Instapage is suitable for those who don’t have the time to master a robust platform like Unbounce. It’s simple, quick, and easy to use. By sticking to Instapage’s template-based approach, you won’t have as much flexibility with your design. But on the plus side, Instapage offers built-in A/B testing options to get feedback on your work.
If you’re in a highly-competitive industry, templates aren’t the best option to stand out. If you need a more focused and conversion-oriented landing page maker, Instapage isn’t the best option for you.
If your strategy is mainly trial-and-error through advanced A/B testing, Webflow might suit you. Unlike other tools, Webflow is a web-building tool.
If you’re looking for an in-the-middle solution between using tools and making your landing page, Webflow’s got you covered. It allows you to design landing pages straight on your website. It also takes A/B testing to the next level by allowing you to use dedicated A/B site testing tools like VWO and Optimizely.
Out of all the tools mentioned, LeadPages is the most on par with Unbounce in terms of features, personalization, and optimization options. The only real downside compared to Unbounce is that you have to start from a template, which can be limiting.
Still, what sets LeadPages apart is that it lets you order templates by conversion rate. But while this isn’t a result-guaranteed way of choosing your template, it’s nice to have this information before investing your time.
Testing Your Landing Pages
Unfortunately, like with most marketing campaigns, there’s no one guaranteed step-by-step guide to success. While you can follow experts’ best practices and look into how your competitors’ landing pages converted, it can still be hard to predict how it’ll go for you, regardless of what tool or platform you end up using The only way you can get the most out of your landing page is by launching and testing various designs and approaches.

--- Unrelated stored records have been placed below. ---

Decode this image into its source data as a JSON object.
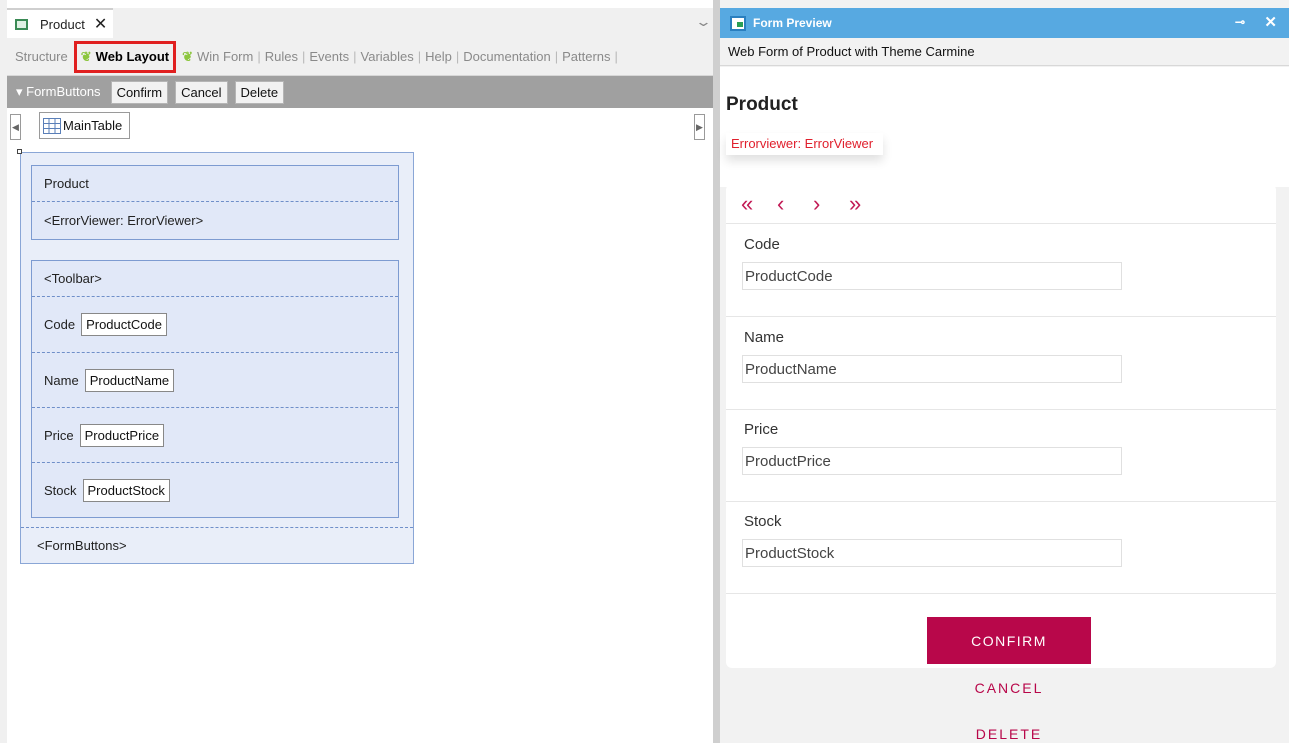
{
  "editor": {
    "doc_tab": {
      "title": "Product",
      "close": "✕"
    },
    "view_tabs": {
      "structure": "Structure",
      "web_layout": "Web Layout",
      "win_form": "Win Form",
      "rules": "Rules",
      "events": "Events",
      "variables": "Variables",
      "help": "Help",
      "documentation": "Documentation",
      "patterns": "Patterns"
    },
    "formbar": {
      "label": "FormButtons",
      "confirm": "Confirm",
      "cancel": "Cancel",
      "delete": "Delete"
    },
    "maintable": "MainTable",
    "canvas": {
      "header_title": "Product",
      "error_viewer": "<ErrorViewer: ErrorViewer>",
      "toolbar": "<Toolbar>",
      "fields": [
        {
          "label": "Code",
          "value": "ProductCode"
        },
        {
          "label": "Name",
          "value": "ProductName"
        },
        {
          "label": "Price",
          "value": "ProductPrice"
        },
        {
          "label": "Stock",
          "value": "ProductStock"
        }
      ],
      "form_buttons": "<FormButtons>"
    }
  },
  "preview": {
    "title": "Form Preview",
    "subtitle": "Web Form of Product with Theme Carmine",
    "heading": "Product",
    "error": "Errorviewer: ErrorViewer",
    "nav": {
      "first": "«",
      "prev": "‹",
      "next": "›",
      "last": "»"
    },
    "fields": [
      {
        "label": "Code",
        "value": "ProductCode"
      },
      {
        "label": "Name",
        "value": "ProductName"
      },
      {
        "label": "Price",
        "value": "ProductPrice"
      },
      {
        "label": "Stock",
        "value": "ProductStock"
      }
    ],
    "confirm": "CONFIRM",
    "cancel": "CANCEL",
    "delete": "DELETE"
  },
  "colors": {
    "accent": "#b8074a",
    "preview_title_bar": "#57a9e1",
    "highlight": "#e02020"
  }
}
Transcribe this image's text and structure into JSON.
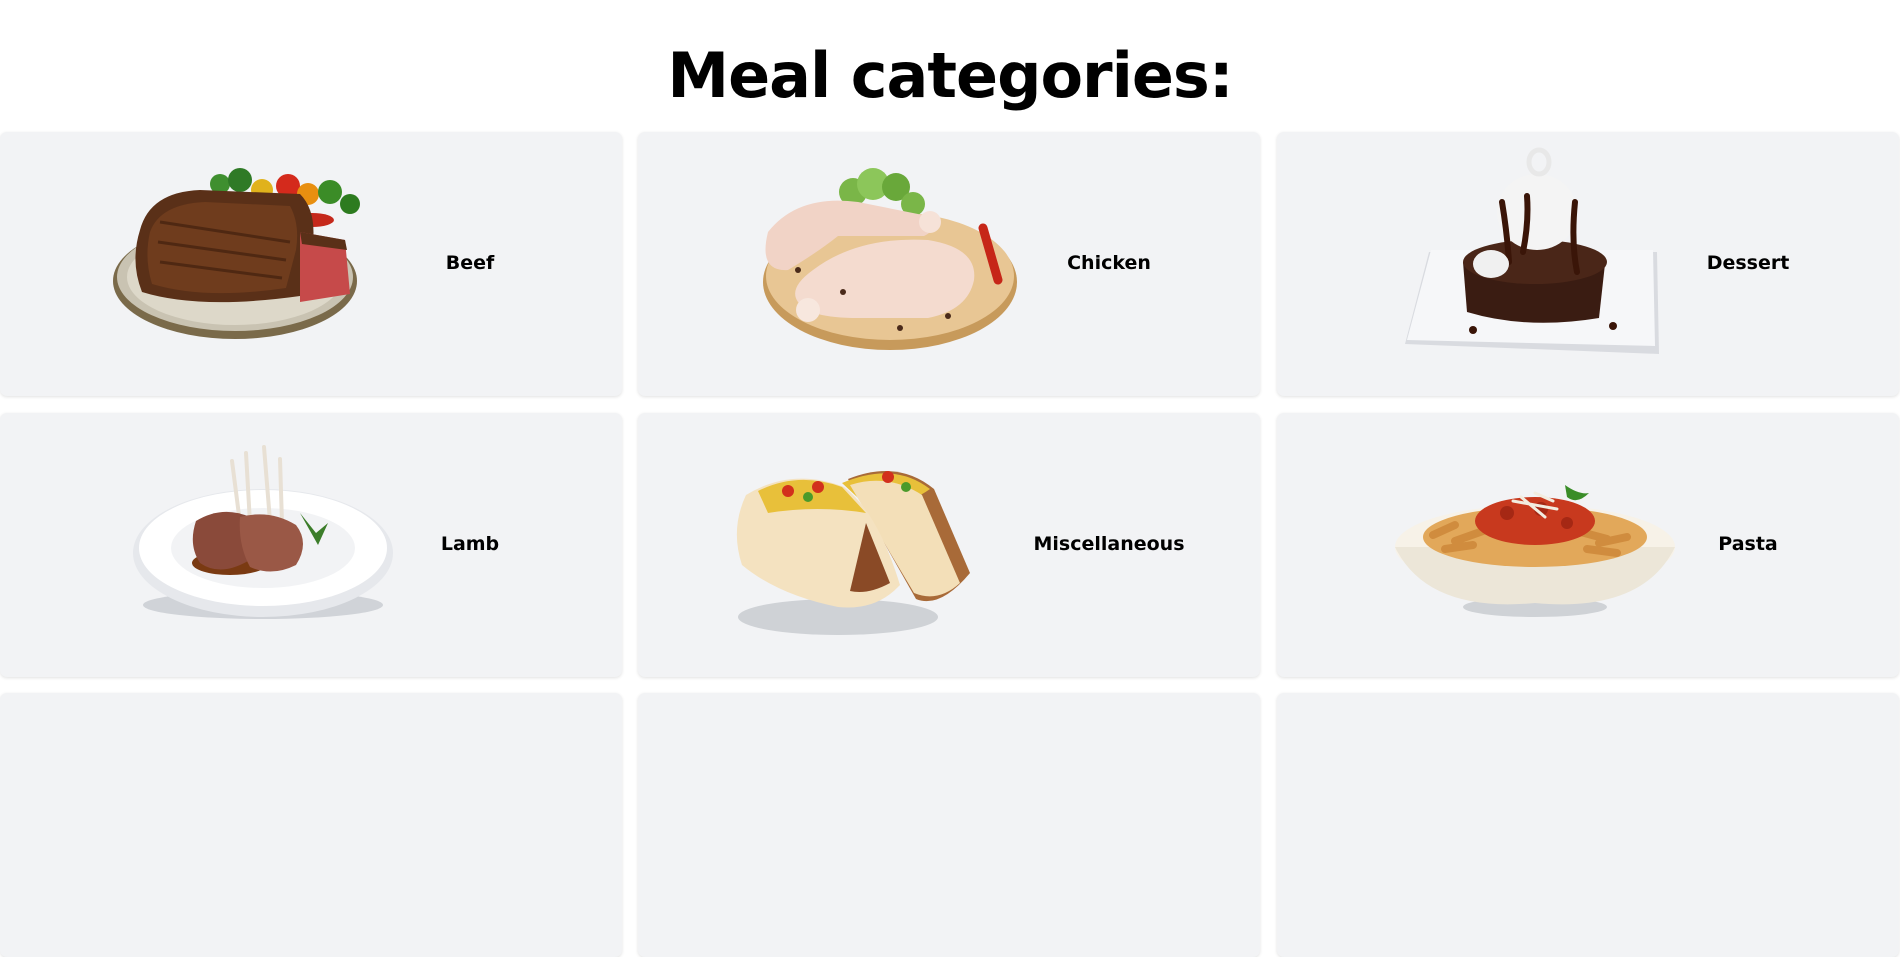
{
  "title": "Meal categories:",
  "categories": [
    {
      "label": "Beef",
      "icon": "steak-plate-icon"
    },
    {
      "label": "Chicken",
      "icon": "raw-chicken-board-icon"
    },
    {
      "label": "Dessert",
      "icon": "chocolate-cake-icon"
    },
    {
      "label": "Lamb",
      "icon": "lamb-rack-plate-icon"
    },
    {
      "label": "Miscellaneous",
      "icon": "tacos-icon"
    },
    {
      "label": "Pasta",
      "icon": "penne-bowl-icon"
    }
  ],
  "colors": {
    "card_bg": "#f2f3f5",
    "page_bg": "#ffffff",
    "text": "#000000"
  }
}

Fortunately, testing strategies aren’t hard to make. Sure, it takes a decent amount of planning and documentation, but a reliable testing strategy could end up saving you a lot of time and effort in the long run. Testing could be the reason your landing pages succeed.
Start by creating a decent landing page for your product or service. Then, come up with a profile description of your ideal customer. This is where you’d want to answer your Who, Why, and What questions to create your main and supporting headlines. Next, brainstorm multiple ways your page copy can meet your target audience’s needs. Once you have a handful of viable options, build your testing strategies around those ideas.
There are countless ways to write the copy of your landing page and even more ways to present your CTA. None of them is particularly wrong or right, but some are better than others. By running a handful of A/B tests and observing the page’s bounce and conversion rates in relation to the number of visitors, you’ll start to get an idea of what works and what doesn’t with your audience. You don’t need fancy analytics tools — a simple spreadsheet would do, like this one.
Your tests don’t happen in a vacuum. After every test, you learn something new which sets up the next one. Also, by having everything documented, you’ll be able to justify certain choices and even understand what went wrong if a certain hypothesis failed.
Done right, less than a dozen of page tests can provide you with massive amounts of data and information to help you understand your audience and achieve the results you’re after.
The term “landing page” can be applied to virtually any page of your site. In online marketing, however, it strictly refers to web pages made for a marketing campaign with the specific goal of converting visitors into customers or leads. Landing pages can help you achieve marvelous things for your online brand.
Throughout this article, we’ve explained the theory of what makes a great landing page and the importance of rigorous testing. Still, this is only surface-level information. Start by building a page or two. The more experience you have in the area, the more in-depth content would make sense to you.